By Alexandra Brothers, Local Journalism Initiative Reporter
September 29, 2023 Edition
The incorporation of Conception Bay South brought together nine independent communities, more if you count the communities within communities, such as Middle Bight in Kelligrews and Hopewell in Seal Cove. And while the new town that grew up on the foundation of those settlements over the past 50 years has probably dwarfed what anyone ever expected when amalgamation was first considered, one thing has remained — the names of the founding communities and their residents’ affinity for them.
Former deputy mayor and lifelong CBS resident Sandra Baggs is happy to see both – the growth of the town and the keeping of things, like those original names, that makes CBS unique.
Incorporation brought “major changes,” Baggs allowed, and proved the adage that greater things can be achieved by working together than acting alone.
“All these little towns were doing their own thing, so no one was getting anywhere,” said Baggs, who was also a longtime manager of the Kelligrews Stadium, which came to be another important unifying factor in the town’s unification.
The biggest benefit of incorporation, Baggs argued, was putting a stop to unrestricted development in each of the communities and eventually building a sense of organization.
As for the names and identities of each of the nine communities, those had already been there, said Baggs, “but nobody knew (exactly) where one started and one ended.” Still, the original names of each community were never lost and are still used today to distinguish between the different areas of town.
The names have been around for a long time, some of them dating back as far as the 16th century. While it is difficult to determine where each of the names came from with certainty, researchers have developed theories about how the communities came by their monikers.

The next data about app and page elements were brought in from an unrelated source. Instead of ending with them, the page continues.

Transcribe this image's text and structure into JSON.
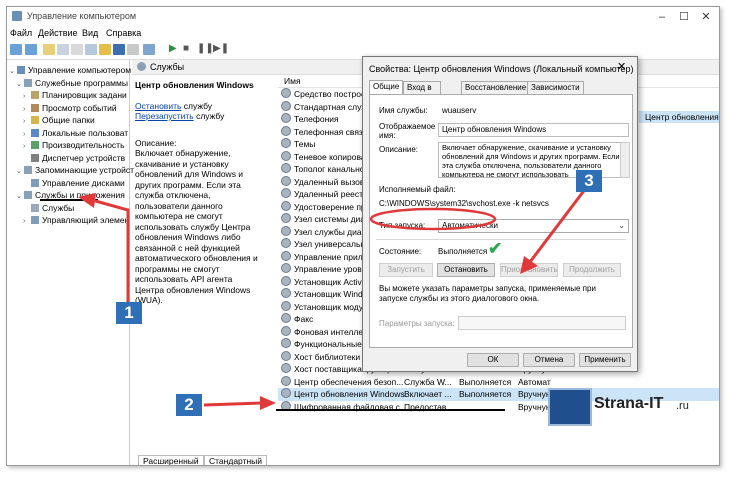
{
  "window": {
    "title": "Управление компьютером"
  },
  "menu": [
    "Файл",
    "Действие",
    "Вид",
    "Справка"
  ],
  "tree": [
    {
      "label": "Управление компьютером (л",
      "level": 0,
      "expander": "v"
    },
    {
      "label": "Служебные программы",
      "level": 1,
      "expander": "v"
    },
    {
      "label": "Планировщик задани",
      "level": 2,
      "expander": ">"
    },
    {
      "label": "Просмотр событий",
      "level": 2,
      "expander": ">"
    },
    {
      "label": "Общие папки",
      "level": 2,
      "expander": ">"
    },
    {
      "label": "Локальные пользоват",
      "level": 2,
      "expander": ">"
    },
    {
      "label": "Производительность",
      "level": 2,
      "expander": ">"
    },
    {
      "label": "Диспетчер устройств",
      "level": 2,
      "expander": ""
    },
    {
      "label": "Запоминающие устройст",
      "level": 1,
      "expander": "v"
    },
    {
      "label": "Управление дисками",
      "level": 2,
      "expander": ""
    },
    {
      "label": "Службы и приложения",
      "level": 1,
      "expander": "v"
    },
    {
      "label": "Службы",
      "level": 2,
      "expander": ""
    },
    {
      "label": "Управляющий элемен",
      "level": 2,
      "expander": ">"
    }
  ],
  "services_pane": {
    "header": "Службы",
    "selected_title": "Центр обновления Windows",
    "link_stop": "Остановить",
    "link_stop_suffix": " службу",
    "link_restart": "Перезапустить",
    "link_restart_suffix": " службу",
    "desc_label": "Описание:",
    "desc_text": "Включает обнаружение, скачивание и установку обновлений для Windows и других программ. Если эта служба отключена, пользователи данного компьютера не смогут использовать службу Центра обновления Windows либо связанной с ней функцией автоматического обновления и программы не смогут использовать API агента Центра обновления Windows (WUA).",
    "col_name": "Имя",
    "rows": [
      {
        "name": "Средство построен"
      },
      {
        "name": "Стандартная служба"
      },
      {
        "name": "Телефония"
      },
      {
        "name": "Телефонная связь"
      },
      {
        "name": "Темы"
      },
      {
        "name": "Теневое копирован"
      },
      {
        "name": "Тополог канального"
      },
      {
        "name": "Удаленный вызов пр"
      },
      {
        "name": "Удаленный реестр"
      },
      {
        "name": "Удостоверение прил"
      },
      {
        "name": "Узел системы диагн"
      },
      {
        "name": "Узел службы диагно"
      },
      {
        "name": "Узел универсальны"
      },
      {
        "name": "Управление прилож"
      },
      {
        "name": "Управление уровнями"
      },
      {
        "name": "Установщик ActiveX"
      },
      {
        "name": "Установщик Window"
      },
      {
        "name": "Установщик модулей"
      },
      {
        "name": "Факс"
      },
      {
        "name": "Фоновая интеллекту"
      },
      {
        "name": "Функциональные воз"
      },
      {
        "name": "Хост библиотеки сч"
      },
      {
        "name": "Хост поставщика функци...",
        "desc": "В службе",
        "status": "Выполняется",
        "startup": "Вручную"
      },
      {
        "name": "Центр обеспечения безоп...",
        "desc": "Служба W...",
        "status": "Выполняется",
        "startup": "Автомат"
      },
      {
        "name": "Центр обновления Windows",
        "desc": "Включает ...",
        "status": "Выполняется",
        "startup": "Вручную",
        "selected": true
      },
      {
        "name": "Шифрованная файловая с...",
        "desc": "Предостав...",
        "status": "",
        "startup": "Вручную"
      }
    ],
    "tab_extended": "Расширенный",
    "tab_standard": "Стандартный"
  },
  "right_pane": {
    "selected_label": "Центр обновления Windows"
  },
  "dialog": {
    "title": "Свойства: Центр обновления Windows (Локальный компьютер)",
    "tabs": [
      "Общие",
      "Вход в систему",
      "Восстановление",
      "Зависимости"
    ],
    "service_name_label": "Имя службы:",
    "service_name": "wuauserv",
    "display_name_label": "Отображаемое имя:",
    "display_name": "Центр обновления Windows",
    "description_label": "Описание:",
    "description": "Включает обнаружение, скачивание и установку обновлений для Windows и других программ. Если эта служба отключена, пользователи данного компьютера не смогут использовать",
    "exe_label": "Исполняемый файл:",
    "exe_path": "C:\\WINDOWS\\system32\\svchost.exe -k netsvcs",
    "startup_label": "Тип запуска:",
    "startup_value": "Автоматически",
    "state_label": "Состояние:",
    "state_value": "Выполняется",
    "btn_start": "Запустить",
    "btn_stop": "Остановить",
    "btn_pause": "Приостановить",
    "btn_resume": "Продолжить",
    "hint": "Вы можете указать параметры запуска, применяемые при запуске службы из этого диалогового окна.",
    "params_label": "Параметры запуска:",
    "btn_ok": "ОК",
    "btn_cancel": "Отмена",
    "btn_apply": "Применить"
  },
  "markers": [
    "1",
    "2",
    "3"
  ],
  "logo": {
    "text": "Strana-IT",
    "suffix": ".ru"
  },
  "colors": {
    "arrow": "#e0393a",
    "marker": "#2e6fb5",
    "selection": "#cce4f7",
    "check": "#2fa84f"
  }
}
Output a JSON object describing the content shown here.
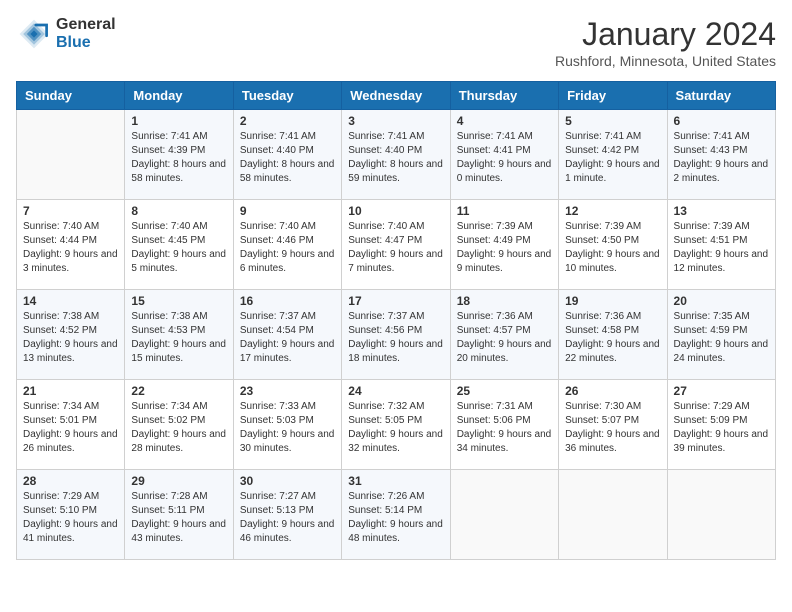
{
  "header": {
    "logo_general": "General",
    "logo_blue": "Blue",
    "month_title": "January 2024",
    "location": "Rushford, Minnesota, United States"
  },
  "days_of_week": [
    "Sunday",
    "Monday",
    "Tuesday",
    "Wednesday",
    "Thursday",
    "Friday",
    "Saturday"
  ],
  "weeks": [
    [
      {
        "day": "",
        "sunrise": "",
        "sunset": "",
        "daylight": "",
        "empty": true
      },
      {
        "day": "1",
        "sunrise": "Sunrise: 7:41 AM",
        "sunset": "Sunset: 4:39 PM",
        "daylight": "Daylight: 8 hours and 58 minutes.",
        "empty": false
      },
      {
        "day": "2",
        "sunrise": "Sunrise: 7:41 AM",
        "sunset": "Sunset: 4:40 PM",
        "daylight": "Daylight: 8 hours and 58 minutes.",
        "empty": false
      },
      {
        "day": "3",
        "sunrise": "Sunrise: 7:41 AM",
        "sunset": "Sunset: 4:40 PM",
        "daylight": "Daylight: 8 hours and 59 minutes.",
        "empty": false
      },
      {
        "day": "4",
        "sunrise": "Sunrise: 7:41 AM",
        "sunset": "Sunset: 4:41 PM",
        "daylight": "Daylight: 9 hours and 0 minutes.",
        "empty": false
      },
      {
        "day": "5",
        "sunrise": "Sunrise: 7:41 AM",
        "sunset": "Sunset: 4:42 PM",
        "daylight": "Daylight: 9 hours and 1 minute.",
        "empty": false
      },
      {
        "day": "6",
        "sunrise": "Sunrise: 7:41 AM",
        "sunset": "Sunset: 4:43 PM",
        "daylight": "Daylight: 9 hours and 2 minutes.",
        "empty": false
      }
    ],
    [
      {
        "day": "7",
        "sunrise": "Sunrise: 7:40 AM",
        "sunset": "Sunset: 4:44 PM",
        "daylight": "Daylight: 9 hours and 3 minutes.",
        "empty": false
      },
      {
        "day": "8",
        "sunrise": "Sunrise: 7:40 AM",
        "sunset": "Sunset: 4:45 PM",
        "daylight": "Daylight: 9 hours and 5 minutes.",
        "empty": false
      },
      {
        "day": "9",
        "sunrise": "Sunrise: 7:40 AM",
        "sunset": "Sunset: 4:46 PM",
        "daylight": "Daylight: 9 hours and 6 minutes.",
        "empty": false
      },
      {
        "day": "10",
        "sunrise": "Sunrise: 7:40 AM",
        "sunset": "Sunset: 4:47 PM",
        "daylight": "Daylight: 9 hours and 7 minutes.",
        "empty": false
      },
      {
        "day": "11",
        "sunrise": "Sunrise: 7:39 AM",
        "sunset": "Sunset: 4:49 PM",
        "daylight": "Daylight: 9 hours and 9 minutes.",
        "empty": false
      },
      {
        "day": "12",
        "sunrise": "Sunrise: 7:39 AM",
        "sunset": "Sunset: 4:50 PM",
        "daylight": "Daylight: 9 hours and 10 minutes.",
        "empty": false
      },
      {
        "day": "13",
        "sunrise": "Sunrise: 7:39 AM",
        "sunset": "Sunset: 4:51 PM",
        "daylight": "Daylight: 9 hours and 12 minutes.",
        "empty": false
      }
    ],
    [
      {
        "day": "14",
        "sunrise": "Sunrise: 7:38 AM",
        "sunset": "Sunset: 4:52 PM",
        "daylight": "Daylight: 9 hours and 13 minutes.",
        "empty": false
      },
      {
        "day": "15",
        "sunrise": "Sunrise: 7:38 AM",
        "sunset": "Sunset: 4:53 PM",
        "daylight": "Daylight: 9 hours and 15 minutes.",
        "empty": false
      },
      {
        "day": "16",
        "sunrise": "Sunrise: 7:37 AM",
        "sunset": "Sunset: 4:54 PM",
        "daylight": "Daylight: 9 hours and 17 minutes.",
        "empty": false
      },
      {
        "day": "17",
        "sunrise": "Sunrise: 7:37 AM",
        "sunset": "Sunset: 4:56 PM",
        "daylight": "Daylight: 9 hours and 18 minutes.",
        "empty": false
      },
      {
        "day": "18",
        "sunrise": "Sunrise: 7:36 AM",
        "sunset": "Sunset: 4:57 PM",
        "daylight": "Daylight: 9 hours and 20 minutes.",
        "empty": false
      },
      {
        "day": "19",
        "sunrise": "Sunrise: 7:36 AM",
        "sunset": "Sunset: 4:58 PM",
        "daylight": "Daylight: 9 hours and 22 minutes.",
        "empty": false
      },
      {
        "day": "20",
        "sunrise": "Sunrise: 7:35 AM",
        "sunset": "Sunset: 4:59 PM",
        "daylight": "Daylight: 9 hours and 24 minutes.",
        "empty": false
      }
    ],
    [
      {
        "day": "21",
        "sunrise": "Sunrise: 7:34 AM",
        "sunset": "Sunset: 5:01 PM",
        "daylight": "Daylight: 9 hours and 26 minutes.",
        "empty": false
      },
      {
        "day": "22",
        "sunrise": "Sunrise: 7:34 AM",
        "sunset": "Sunset: 5:02 PM",
        "daylight": "Daylight: 9 hours and 28 minutes.",
        "empty": false
      },
      {
        "day": "23",
        "sunrise": "Sunrise: 7:33 AM",
        "sunset": "Sunset: 5:03 PM",
        "daylight": "Daylight: 9 hours and 30 minutes.",
        "empty": false
      },
      {
        "day": "24",
        "sunrise": "Sunrise: 7:32 AM",
        "sunset": "Sunset: 5:05 PM",
        "daylight": "Daylight: 9 hours and 32 minutes.",
        "empty": false
      },
      {
        "day": "25",
        "sunrise": "Sunrise: 7:31 AM",
        "sunset": "Sunset: 5:06 PM",
        "daylight": "Daylight: 9 hours and 34 minutes.",
        "empty": false
      },
      {
        "day": "26",
        "sunrise": "Sunrise: 7:30 AM",
        "sunset": "Sunset: 5:07 PM",
        "daylight": "Daylight: 9 hours and 36 minutes.",
        "empty": false
      },
      {
        "day": "27",
        "sunrise": "Sunrise: 7:29 AM",
        "sunset": "Sunset: 5:09 PM",
        "daylight": "Daylight: 9 hours and 39 minutes.",
        "empty": false
      }
    ],
    [
      {
        "day": "28",
        "sunrise": "Sunrise: 7:29 AM",
        "sunset": "Sunset: 5:10 PM",
        "daylight": "Daylight: 9 hours and 41 minutes.",
        "empty": false
      },
      {
        "day": "29",
        "sunrise": "Sunrise: 7:28 AM",
        "sunset": "Sunset: 5:11 PM",
        "daylight": "Daylight: 9 hours and 43 minutes.",
        "empty": false
      },
      {
        "day": "30",
        "sunrise": "Sunrise: 7:27 AM",
        "sunset": "Sunset: 5:13 PM",
        "daylight": "Daylight: 9 hours and 46 minutes.",
        "empty": false
      },
      {
        "day": "31",
        "sunrise": "Sunrise: 7:26 AM",
        "sunset": "Sunset: 5:14 PM",
        "daylight": "Daylight: 9 hours and 48 minutes.",
        "empty": false
      },
      {
        "day": "",
        "sunrise": "",
        "sunset": "",
        "daylight": "",
        "empty": true
      },
      {
        "day": "",
        "sunrise": "",
        "sunset": "",
        "daylight": "",
        "empty": true
      },
      {
        "day": "",
        "sunrise": "",
        "sunset": "",
        "daylight": "",
        "empty": true
      }
    ]
  ]
}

Several community names are likely derived from the names of early families who settled in the region. Examples include Chamberlains, Lawrence Pond, and Manuels — although some speculate this last name was imposed in honour of Manuel I of Portugal as many early visitors to Newfoundland were Portuguese. The names Greeleytown and Peachytown, which are now considered to be part of Foxtrap, are similarly derived from families who migrated to the south side of Conception Bay from the north side. The name Kelligrews is likewise commonly believed to come from the surname of a local family, but there are several other theories about the name’s origin that are more exciting. Some believe the community is named after a 17th century pirate named Captain Alphonsus Kelly who had settled on Kelly’s Island.
You can still often tell what part of CBS someone hails from by their surname, whether it’s a Tilley or Nugent from Kelligrews, a Gleason or Geehan from Topsail, a Petten, Peach or Greeley from Foxtrap, a Morgan from Seal Cove, or an Eason from Long Pond. And we could go on.
Other community names in the area derive from geographical features. Seal Cove, Long Pond, and Upper Gullies were each named for the bodies of water that define their geography. The name Topsail too is thought to be related to the region’s topography. The way the rocks are formed above Topsail Beach is what allegedly gave the community its name. Since the high bluffs are composed partly of white quartz rock, they are said to resemble the “topsails” of a schooner.
The name Foxtrap – originally Fox Trap – carries historical significance according to tradition. Some locals believe the name arose from the community’s earliest settlers who named the region Fox Trap because foxes were plentiful and often caught in their rabbit snares. More modern accounts connect the name to an 1835 document that uses the term “Foxtrap” to refer to a pair of moccasins.
Finally, the name Conception Bay itself dates back as early as 1505. It first appeared on a world chart in Portuguese as Baía da Conceição and is thought to refer to the Feast of the Conception on December 8.
The Town’s dedication to preserving the historical names of its constituent communities is important for Conception Bay’s heritage, said Baggs. The Town has made strides to promote its heritage by establishing a webpage dedicated to sharing residents’ photos and stories from the early days in the community and by placing history board panels along frequently visited parts of the T’Railway system. A series of heritage books are also available for purchase for those who are interested in learning more about the community’s history. And most recently, the Town has acquired new signage for the T’railway, which incorporates the old names.
“One of the best things we’ve got is the fact that all the little towns are there, and their names are still there,” said Baggs. “History has carried on with it.”